Squat orange robots and a set of adaptive algorithms are making it possible to deliver online orders faster. The system, so far installed in two giant Staples warehouses, allows workers to fill two to three times as many orders as they could with conventional methods. The startup that developed the robots and software, Kiva Systems, based in Woburn, MA, announced yesterday that it is rolling out a third system, for the pharmacy giant Walgreens.
Kiva Systems’ CEO and founder, Mick Mountz, likens the system to random-access memory chips. The warehouse is arranged in a memory-chip-like grid composed of rows and columns of freestanding shelves. The grid gives robots access to any product in the warehouse at any time. The robots serve two basic functions. First, they deliver empty warehouse shelving units to workers who stock them. The workers might stock one unit with a mix of paper, various types of pens, and computer software, all compiled from large pallets that had been delivered to the warehouse.
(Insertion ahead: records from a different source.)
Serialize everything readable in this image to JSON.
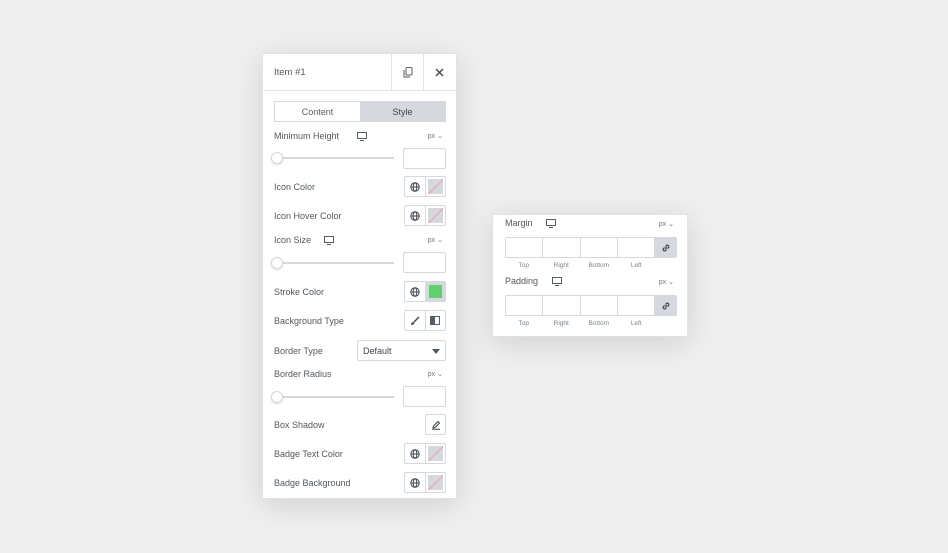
{
  "panel": {
    "title": "Item #1",
    "tabs": [
      {
        "label": "Content",
        "active": false
      },
      {
        "label": "Style",
        "active": true
      }
    ],
    "unit": "px",
    "controls": {
      "minimum_height": {
        "label": "Minimum Height",
        "unit": "px",
        "value": ""
      },
      "icon_color": {
        "label": "Icon Color"
      },
      "icon_hover_color": {
        "label": "Icon Hover Color"
      },
      "icon_size": {
        "label": "Icon Size",
        "unit": "px",
        "value": ""
      },
      "stroke_color": {
        "label": "Stroke Color",
        "color": "#61ce70"
      },
      "background_type": {
        "label": "Background Type"
      },
      "border_type": {
        "label": "Border Type",
        "value": "Default"
      },
      "border_radius": {
        "label": "Border Radius",
        "unit": "px",
        "value": ""
      },
      "box_shadow": {
        "label": "Box Shadow"
      },
      "badge_text_color": {
        "label": "Badge Text Color"
      },
      "badge_background": {
        "label": "Badge Background"
      }
    }
  },
  "side_panel": {
    "margin": {
      "label": "Margin",
      "unit": "px",
      "fields": [
        "Top",
        "Right",
        "Bottom",
        "Left"
      ]
    },
    "padding": {
      "label": "Padding",
      "unit": "px",
      "fields": [
        "Top",
        "Right",
        "Bottom",
        "Left"
      ]
    }
  },
  "icons": {
    "copy": "copy-icon",
    "close": "close-icon",
    "desktop": "desktop-icon",
    "globe": "globe-icon",
    "brush": "brush-icon",
    "gradient": "gradient-icon",
    "pencil": "pencil-icon",
    "link": "link-icon"
  },
  "colors": {
    "accent_gray": "#d5d8dc",
    "stroke_swatch": "#61ce70",
    "none_slash": "#e8a0a8"
  }
}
Then, when a consumer submits an order, robots deliver the relevant shelving units to workers who pack the requested items in a box and ship them off. “We turn the whole building into a random-access, dynamic storage and retrieval system,” Mountz says.
If a consumer orders an item at 2 P.M. on a Thursday, he says, at 2:01, a robot can be delivering that order to a worker to pack. If an order has multiple items, robots will line up for workers as fast as the workers can pack the items. Once the items are packed, robots can pick up the boxes, storing them temporarily or delivering them to the appropriate delivery truck.
Mountz says that the system allows workers to fill orders much faster than conventional systems do because the robots can work in parallel, allowing dozens of workers to fill dozens of orders simultaneously. In one type of conventional system, workers have to walk from shelf to shelf to fill orders, and all that walking takes time. With the Kiva system, several robots can be dispatched to collect all the items in an order at once. The robotic system is also more efficient than conveyor-based systems, in which elaborate conveyors and chutes send boxes past workers who pack them as they go by. In such a system, the slowest part of the line, which could be the slowest worker, limits the overall speed. With the help of the robots, each worker fills an entire order, so one worker doesn’t slow everyone else down.
The robotic system is also faster because the entire warehouse can adapt, in real time, to changes in demand. Robots move shelves with popular items closer to the workers, where the shelves can be quickly retrieved. Items that aren’t selling are gradually moved farther away. More-conventional warehouses can also be adaptive, Mountz says, but it takes much longer to rearrange items.
A schematic of a warehouse floor. Shelves with fast-selling items are indicated in red. Blue squares show slow-selling items. Robots rearrange the shelves to keep the fast-selling items at the perimeter, close to packing stations.
Credit: Kiva Systems